His office has asked for more samples but has not received any, leading him to believe that the reemergence is not very extensive.
“I’m not sure that this is of any greater threat than any other bedbug,” Pereira told the Florida Record.
The tropical bedbug was once found throughout Florida but had not been seen since the 1940s. Pereira believes there is a possibility the bug was still in Florida but hidden somewhere.
“I doubt whether this bed bug was ever eliminated from Florida,” he said.
Joe Osborne, a nursing home neglect lawyer, has warned that the reemergence of the bed bug could mean signs of abuse in Florida nursing homes.
Pereira said he does not see any increased threat of infestation.

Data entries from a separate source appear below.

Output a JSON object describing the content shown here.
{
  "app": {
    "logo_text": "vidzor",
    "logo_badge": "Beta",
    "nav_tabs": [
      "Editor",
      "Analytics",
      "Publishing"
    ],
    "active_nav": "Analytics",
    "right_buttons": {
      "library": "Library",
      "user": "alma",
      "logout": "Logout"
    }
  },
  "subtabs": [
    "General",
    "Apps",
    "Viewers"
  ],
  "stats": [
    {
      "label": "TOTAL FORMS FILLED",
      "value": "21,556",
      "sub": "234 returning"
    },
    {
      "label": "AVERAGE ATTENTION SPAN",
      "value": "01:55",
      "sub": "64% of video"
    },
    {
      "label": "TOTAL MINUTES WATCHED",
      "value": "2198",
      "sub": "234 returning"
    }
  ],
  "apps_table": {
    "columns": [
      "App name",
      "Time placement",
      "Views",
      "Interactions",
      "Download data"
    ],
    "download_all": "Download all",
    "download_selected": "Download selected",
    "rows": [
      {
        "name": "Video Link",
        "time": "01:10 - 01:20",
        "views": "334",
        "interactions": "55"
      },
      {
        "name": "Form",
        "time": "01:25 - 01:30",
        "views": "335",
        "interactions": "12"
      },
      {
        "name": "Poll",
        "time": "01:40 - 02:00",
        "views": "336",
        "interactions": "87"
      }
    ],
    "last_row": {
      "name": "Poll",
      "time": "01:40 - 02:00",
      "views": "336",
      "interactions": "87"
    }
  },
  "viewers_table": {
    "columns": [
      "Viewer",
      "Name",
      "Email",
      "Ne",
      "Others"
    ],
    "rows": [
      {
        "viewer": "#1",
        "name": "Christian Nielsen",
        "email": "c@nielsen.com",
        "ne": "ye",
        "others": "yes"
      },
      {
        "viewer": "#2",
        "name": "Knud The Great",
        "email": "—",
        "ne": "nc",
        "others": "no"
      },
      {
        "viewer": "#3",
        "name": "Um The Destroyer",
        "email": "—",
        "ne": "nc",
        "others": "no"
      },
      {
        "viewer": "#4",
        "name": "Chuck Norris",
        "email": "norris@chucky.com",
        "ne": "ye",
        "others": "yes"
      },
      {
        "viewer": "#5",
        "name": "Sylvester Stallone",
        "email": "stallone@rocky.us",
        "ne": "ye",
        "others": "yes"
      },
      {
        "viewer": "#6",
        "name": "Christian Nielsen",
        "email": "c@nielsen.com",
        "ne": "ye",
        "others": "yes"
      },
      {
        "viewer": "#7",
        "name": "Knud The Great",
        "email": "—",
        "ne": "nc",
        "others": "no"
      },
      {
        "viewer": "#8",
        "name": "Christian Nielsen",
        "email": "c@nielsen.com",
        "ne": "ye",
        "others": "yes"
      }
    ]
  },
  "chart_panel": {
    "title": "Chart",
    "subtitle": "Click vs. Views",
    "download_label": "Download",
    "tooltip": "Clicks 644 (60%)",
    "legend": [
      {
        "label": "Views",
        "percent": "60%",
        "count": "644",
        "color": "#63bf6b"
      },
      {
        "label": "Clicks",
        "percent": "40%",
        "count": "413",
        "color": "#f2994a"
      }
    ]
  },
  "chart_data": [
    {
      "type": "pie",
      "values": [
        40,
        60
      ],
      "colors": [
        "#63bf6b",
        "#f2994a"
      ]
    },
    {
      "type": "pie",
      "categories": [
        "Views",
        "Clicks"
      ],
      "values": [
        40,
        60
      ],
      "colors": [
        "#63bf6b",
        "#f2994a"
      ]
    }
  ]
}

“Nursing homes are at some risk of infestation, but the greater risk is the common bedbug because that’s the one that’s prevalent everywhere,” Pereira said.
Tropical bedbugs lay approximately 300 more eggs than a normal bedbug, and their bites can cause “blistery reactions, itchiness and, in severe cases, anxiety and depression,” according to a recent NBC report.
Pereira, who specializes in urban bugs like bedbugs, is advising people to remain calm.
“This bed bug is not better adapted to Florida, it doesn’t cause any more harm and it’s not spreading very fast,” Pereira said.
Instead of panicking, Pereira urges citizens to reach out to pest control companies if they fear they have an infestation saying the companies have “well-established methods of controlling bedbugs.”
“It's a pest just like any other pest, and the pest control industry is prepared to deal with it,” he said.